I’m finally learning how to code

Share this post:

When I was studying political science in college, I had no intention of going into the field of technology. I had friends in STEM, but I was sure I either wanted to pursue a career in politics or business. However, when I saw an opportunity to enter a rotational program at IBM Watson starting in the summer of 2014, I knew I had to pursue it. I got the job and rotated through the sales and marketing departments, where I began learning more about AI technology.

As I talked to developers both inside and outside of the company, I found myself wanting to learn how to code with the Watson API’s and create a new product or app. They gave me advice on how to start, but the thought of committing hours of my time to learning a new skill seemed daunting. In the summer of 2016, I mentored a high school student on starting a career in STEM through the program Girls Who Code and I was very impressed with the girls’ ability to create an app in just a few weeks. They inspired me to take a free HTML Codecademy course, which acquainted me with programming, however I barely kept up with my novice skills.

In my day job today as an offering manager for IBM Digital, I work on a website called the IBM Learning Lab, which offers interactive courses and real-world use cases on emerging tech to help professionals gain new skills. Use cases include everything from building a chatbot in 20 minutes to creating your very own Harry Potter sorting hat. The website also features courses from partners such as General Assembly – a company that trains employees and individuals around the world in coding, data science, design, marketing and product management.

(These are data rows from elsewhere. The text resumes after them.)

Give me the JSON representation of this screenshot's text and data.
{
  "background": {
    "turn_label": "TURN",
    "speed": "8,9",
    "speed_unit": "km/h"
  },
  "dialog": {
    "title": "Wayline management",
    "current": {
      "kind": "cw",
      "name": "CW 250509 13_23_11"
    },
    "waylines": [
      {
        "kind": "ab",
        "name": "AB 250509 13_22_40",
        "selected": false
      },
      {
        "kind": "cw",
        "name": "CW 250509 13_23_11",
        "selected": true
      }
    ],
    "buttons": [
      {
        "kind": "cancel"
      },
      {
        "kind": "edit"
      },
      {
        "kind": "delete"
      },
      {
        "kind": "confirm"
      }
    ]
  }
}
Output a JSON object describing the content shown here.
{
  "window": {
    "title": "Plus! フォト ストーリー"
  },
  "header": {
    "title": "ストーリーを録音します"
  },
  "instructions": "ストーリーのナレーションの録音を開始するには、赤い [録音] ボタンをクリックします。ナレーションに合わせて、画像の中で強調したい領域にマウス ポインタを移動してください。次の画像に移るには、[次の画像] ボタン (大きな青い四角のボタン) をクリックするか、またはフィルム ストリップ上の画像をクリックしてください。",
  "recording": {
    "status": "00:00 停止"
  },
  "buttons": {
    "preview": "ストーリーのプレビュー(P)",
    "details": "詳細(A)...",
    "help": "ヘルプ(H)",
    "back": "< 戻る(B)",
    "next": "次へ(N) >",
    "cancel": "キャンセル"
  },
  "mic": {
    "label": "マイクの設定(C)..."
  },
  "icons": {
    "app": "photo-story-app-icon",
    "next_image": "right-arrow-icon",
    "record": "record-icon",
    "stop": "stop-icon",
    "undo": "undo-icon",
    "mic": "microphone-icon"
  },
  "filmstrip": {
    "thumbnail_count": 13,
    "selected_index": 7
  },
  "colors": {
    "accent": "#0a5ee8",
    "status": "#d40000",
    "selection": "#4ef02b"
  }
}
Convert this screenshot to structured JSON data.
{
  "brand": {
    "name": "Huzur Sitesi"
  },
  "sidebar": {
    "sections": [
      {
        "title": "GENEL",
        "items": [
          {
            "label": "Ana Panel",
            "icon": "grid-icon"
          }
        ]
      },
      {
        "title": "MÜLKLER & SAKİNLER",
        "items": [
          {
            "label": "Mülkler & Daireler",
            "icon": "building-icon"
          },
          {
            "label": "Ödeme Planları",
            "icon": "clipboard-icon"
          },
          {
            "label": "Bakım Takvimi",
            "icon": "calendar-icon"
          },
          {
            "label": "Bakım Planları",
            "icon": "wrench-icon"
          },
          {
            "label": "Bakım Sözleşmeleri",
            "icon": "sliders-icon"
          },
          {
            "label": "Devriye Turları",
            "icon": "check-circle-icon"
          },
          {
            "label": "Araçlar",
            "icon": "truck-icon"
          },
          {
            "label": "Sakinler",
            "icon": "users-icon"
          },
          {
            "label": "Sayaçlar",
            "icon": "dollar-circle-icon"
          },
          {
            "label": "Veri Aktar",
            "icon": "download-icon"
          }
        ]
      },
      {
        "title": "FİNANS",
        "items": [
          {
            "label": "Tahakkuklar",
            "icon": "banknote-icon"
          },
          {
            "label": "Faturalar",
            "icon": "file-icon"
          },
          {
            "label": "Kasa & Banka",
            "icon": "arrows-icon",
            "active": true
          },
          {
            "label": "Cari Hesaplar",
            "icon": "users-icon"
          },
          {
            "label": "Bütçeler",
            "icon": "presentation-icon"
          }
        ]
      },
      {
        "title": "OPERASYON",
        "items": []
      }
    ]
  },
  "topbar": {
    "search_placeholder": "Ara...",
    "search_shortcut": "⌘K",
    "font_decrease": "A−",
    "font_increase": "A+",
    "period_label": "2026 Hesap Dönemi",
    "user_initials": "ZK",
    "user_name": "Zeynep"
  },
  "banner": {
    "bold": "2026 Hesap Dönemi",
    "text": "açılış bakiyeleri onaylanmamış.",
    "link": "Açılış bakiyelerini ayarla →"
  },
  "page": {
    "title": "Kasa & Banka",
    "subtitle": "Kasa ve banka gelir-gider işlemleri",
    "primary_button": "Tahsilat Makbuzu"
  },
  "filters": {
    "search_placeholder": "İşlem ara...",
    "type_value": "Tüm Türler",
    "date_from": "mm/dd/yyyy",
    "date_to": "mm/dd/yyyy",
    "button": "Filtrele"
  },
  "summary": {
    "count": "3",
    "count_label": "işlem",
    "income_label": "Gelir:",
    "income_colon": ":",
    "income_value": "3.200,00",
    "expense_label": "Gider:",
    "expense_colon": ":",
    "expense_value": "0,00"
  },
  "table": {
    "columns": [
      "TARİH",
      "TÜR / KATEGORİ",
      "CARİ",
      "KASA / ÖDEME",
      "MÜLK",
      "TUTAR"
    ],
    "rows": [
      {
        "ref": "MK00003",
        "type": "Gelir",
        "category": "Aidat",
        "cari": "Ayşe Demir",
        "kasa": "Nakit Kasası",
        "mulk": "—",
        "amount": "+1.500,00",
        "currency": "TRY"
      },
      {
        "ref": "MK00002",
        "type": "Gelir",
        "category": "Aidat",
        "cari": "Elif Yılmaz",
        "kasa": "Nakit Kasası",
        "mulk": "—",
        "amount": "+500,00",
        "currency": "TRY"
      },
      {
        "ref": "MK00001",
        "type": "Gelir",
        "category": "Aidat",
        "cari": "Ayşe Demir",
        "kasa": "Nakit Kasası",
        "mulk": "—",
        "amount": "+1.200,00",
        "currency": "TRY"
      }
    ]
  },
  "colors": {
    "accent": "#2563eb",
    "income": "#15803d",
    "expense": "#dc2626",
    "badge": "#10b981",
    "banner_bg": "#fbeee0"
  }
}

I decided it was time to practice what I preach, dive into the coding deep end, and take one of General Assembly’s immersive coding courses. I’m going to skill-up, learn the language of the 21st century, and hopefully begin a journey of learning different programming languages.

So, I recently began General Assembly’s HTML, CSS, and Web Design course with the intention of building a website that chronicles free workout opportunities in NYC. In addition, I am going to build a chat bot with Watson’s Conversation API so you can ask it questions like “What are free yoga classes in NYC,” or “What free workout classes are happening at 6:30 PM in Brooklyn?” I look to highlight the great people and organizations that offer free workout opportunities for New Yorkers.

I’m both excited and nervous to begin this journey of learning how to code. Since this is something I’ve wanted to pursue for almost 2 years now, I am treading optimistically that I will enjoy programming and continue to learn new languages once this course is over.

This is part 1 of a 2 part-series. In the next post, I will chronicle my 10-week coding experience – including all of the ups and downs that occur when learning new skills.

Browse courses and use cases on the Learning Lab

Offering Manager - IBM Digital Group

More Developers stories
January 15, 2019

How KONE is using Watson IoT to make its elevators smarter

AI is helping elevator manufacturers better anticipate problems, improve repair services and handle traffic more efficiently. One such elevator firm, KONE, recently joined forces with IBM’s Watson IoT, to provide predictive maintenance services and offer more personalized experiences.

Continue reading

January 14, 2019

How to retain customers and agents with AI

Companies spend on average $4,000 or more to hire a call center service agent, with an additional average of $4,800 or more to train them. The high costs coupled with a 30% average employee turnover at U.S. call centers has put the pinch on the bottom line.

Continue reading

January 11, 2019

AI in 2019: more ubiquitous and more trusted

The average consumer is likely now to own a smartphone with an AI-based, voice-activated personal digital assistant. In 2019, it should come as no surprise that we’ll see AI pop up in more places and become increasingly useful for a range of tasks.

Continue reading